__Directions for this task__: Reproduce the records exactly.
*** The data ***
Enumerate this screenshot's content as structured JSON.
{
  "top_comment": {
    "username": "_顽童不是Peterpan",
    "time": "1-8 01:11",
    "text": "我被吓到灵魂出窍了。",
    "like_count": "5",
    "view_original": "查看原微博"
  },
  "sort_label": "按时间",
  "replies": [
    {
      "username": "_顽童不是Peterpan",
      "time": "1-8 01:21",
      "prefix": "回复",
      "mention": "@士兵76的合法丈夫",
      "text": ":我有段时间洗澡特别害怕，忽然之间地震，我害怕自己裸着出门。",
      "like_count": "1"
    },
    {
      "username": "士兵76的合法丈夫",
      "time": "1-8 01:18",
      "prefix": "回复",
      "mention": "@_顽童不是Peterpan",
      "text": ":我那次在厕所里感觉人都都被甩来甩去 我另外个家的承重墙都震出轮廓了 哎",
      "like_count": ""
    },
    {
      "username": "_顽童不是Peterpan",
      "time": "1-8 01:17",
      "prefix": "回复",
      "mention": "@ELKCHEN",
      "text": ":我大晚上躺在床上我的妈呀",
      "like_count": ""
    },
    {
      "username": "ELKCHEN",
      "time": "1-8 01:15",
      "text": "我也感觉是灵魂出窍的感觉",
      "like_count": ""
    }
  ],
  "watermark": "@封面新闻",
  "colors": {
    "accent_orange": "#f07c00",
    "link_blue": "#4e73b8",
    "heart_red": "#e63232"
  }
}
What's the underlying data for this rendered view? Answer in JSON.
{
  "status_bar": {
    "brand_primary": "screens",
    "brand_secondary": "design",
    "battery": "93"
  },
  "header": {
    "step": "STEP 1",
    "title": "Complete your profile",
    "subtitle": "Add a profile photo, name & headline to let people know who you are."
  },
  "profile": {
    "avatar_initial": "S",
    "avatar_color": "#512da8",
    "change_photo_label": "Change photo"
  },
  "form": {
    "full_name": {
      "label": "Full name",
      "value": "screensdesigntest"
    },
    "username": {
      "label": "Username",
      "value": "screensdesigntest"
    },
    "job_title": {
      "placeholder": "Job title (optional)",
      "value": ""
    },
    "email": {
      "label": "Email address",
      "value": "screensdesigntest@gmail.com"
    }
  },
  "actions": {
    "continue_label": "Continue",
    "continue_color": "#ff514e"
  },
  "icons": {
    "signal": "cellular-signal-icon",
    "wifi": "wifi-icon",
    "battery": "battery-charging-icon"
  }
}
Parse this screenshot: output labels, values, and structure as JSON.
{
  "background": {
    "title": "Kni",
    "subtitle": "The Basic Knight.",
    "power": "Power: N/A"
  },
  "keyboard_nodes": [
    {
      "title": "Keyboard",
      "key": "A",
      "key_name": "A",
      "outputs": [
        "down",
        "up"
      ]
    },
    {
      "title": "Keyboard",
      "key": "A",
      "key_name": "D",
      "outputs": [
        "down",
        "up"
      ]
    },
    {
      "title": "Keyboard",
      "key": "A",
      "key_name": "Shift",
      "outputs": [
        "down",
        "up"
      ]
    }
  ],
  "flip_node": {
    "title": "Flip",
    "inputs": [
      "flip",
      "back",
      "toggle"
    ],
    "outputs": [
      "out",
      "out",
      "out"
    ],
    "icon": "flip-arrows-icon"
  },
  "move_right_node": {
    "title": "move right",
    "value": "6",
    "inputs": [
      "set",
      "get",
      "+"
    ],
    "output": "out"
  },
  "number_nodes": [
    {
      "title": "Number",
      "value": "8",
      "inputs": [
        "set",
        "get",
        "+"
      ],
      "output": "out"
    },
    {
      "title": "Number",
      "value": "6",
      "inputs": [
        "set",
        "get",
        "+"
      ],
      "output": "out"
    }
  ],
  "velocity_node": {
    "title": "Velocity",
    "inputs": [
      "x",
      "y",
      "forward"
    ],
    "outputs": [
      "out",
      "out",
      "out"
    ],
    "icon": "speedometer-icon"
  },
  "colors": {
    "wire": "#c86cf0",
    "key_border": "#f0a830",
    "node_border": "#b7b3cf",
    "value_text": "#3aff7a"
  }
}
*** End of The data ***
__Output below__:
Enumerate this screenshot's content as structured JSON.
{
  "top_comment": {
    "username": "_顽童不是Peterpan",
    "time": "1-8 01:11",
    "text": "我被吓到灵魂出窍了。",
    "like_count": "5",
    "view_original": "查看原微博"
  },
  "sort_label": "按时间",
  "replies": [
    {
      "username": "_顽童不是Peterpan",
      "time": "1-8 01:21",
      "prefix": "回复",
      "mention": "@士兵76的合法丈夫",
      "text": ":我有段时间洗澡特别害怕，忽然之间地震，我害怕自己裸着出门。",
      "like_count": "1"
    },
    {
      "username": "士兵76的合法丈夫",
      "time": "1-8 01:18",
      "prefix": "回复",
      "mention": "@_顽童不是Peterpan",
      "text": ":我那次在厕所里感觉人都都被甩来甩去 我另外个家的承重墙都震出轮廓了 哎",
      "like_count": ""
    },
    {
      "username": "_顽童不是Peterpan",
      "time": "1-8 01:17",
      "prefix": "回复",
      "mention": "@ELKCHEN",
      "text": ":我大晚上躺在床上我的妈呀",
      "like_count": ""
    },
    {
      "username": "ELKCHEN",
      "time": "1-8 01:15",
      "text": "我也感觉是灵魂出窍的感觉",
      "like_count": ""
    }
  ],
  "watermark": "@封面新闻",
  "colors": {
    "accent_orange": "#f07c00",
    "link_blue": "#4e73b8",
    "heart_red": "#e63232"
  }
}
What's the underlying data for this rendered view? Answer in JSON.
{
  "status_bar": {
    "brand_primary": "screens",
    "brand_secondary": "design",
    "battery": "93"
  },
  "header": {
    "step": "STEP 1",
    "title": "Complete your profile",
    "subtitle": "Add a profile photo, name & headline to let people know who you are."
  },
  "profile": {
    "avatar_initial": "S",
    "avatar_color": "#512da8",
    "change_photo_label": "Change photo"
  },
  "form": {
    "full_name": {
      "label": "Full name",
      "value": "screensdesigntest"
    },
    "username": {
      "label": "Username",
      "value": "screensdesigntest"
    },
    "job_title": {
      "placeholder": "Job title (optional)",
      "value": ""
    },
    "email": {
      "label": "Email address",
      "value": "screensdesigntest@gmail.com"
    }
  },
  "actions": {
    "continue_label": "Continue",
    "continue_color": "#ff514e"
  },
  "icons": {
    "signal": "cellular-signal-icon",
    "wifi": "wifi-icon",
    "battery": "battery-charging-icon"
  }
}
Parse this screenshot: output labels, values, and structure as JSON.
{
  "background": {
    "title": "Kni",
    "subtitle": "The Basic Knight.",
    "power": "Power: N/A"
  },
  "keyboard_nodes": [
    {
      "title": "Keyboard",
      "key": "A",
      "key_name": "A",
      "outputs": [
        "down",
        "up"
      ]
    },
    {
      "title": "Keyboard",
      "key": "A",
      "key_name": "D",
      "outputs": [
        "down",
        "up"
      ]
    },
    {
      "title": "Keyboard",
      "key": "A",
      "key_name": "Shift",
      "outputs": [
        "down",
        "up"
      ]
    }
  ],
  "flip_node": {
    "title": "Flip",
    "inputs": [
      "flip",
      "back",
      "toggle"
    ],
    "outputs": [
      "out",
      "out",
      "out"
    ],
    "icon": "flip-arrows-icon"
  },
  "move_right_node": {
    "title": "move right",
    "value": "6",
    "inputs": [
      "set",
      "get",
      "+"
    ],
    "output": "out"
  },
  "number_nodes": [
    {
      "title": "Number",
      "value": "8",
      "inputs": [
        "set",
        "get",
        "+"
      ],
      "output": "out"
    },
    {
      "title": "Number",
      "value": "6",
      "inputs": [
        "set",
        "get",
        "+"
      ],
      "output": "out"
    }
  ],
  "velocity_node": {
    "title": "Velocity",
    "inputs": [
      "x",
      "y",
      "forward"
    ],
    "outputs": [
      "out",
      "out",
      "out"
    ],
    "icon": "speedometer-icon"
  },
  "colors": {
    "wire": "#c86cf0",
    "key_border": "#f0a830",
    "node_border": "#b7b3cf",
    "value_text": "#3aff7a"
  }
}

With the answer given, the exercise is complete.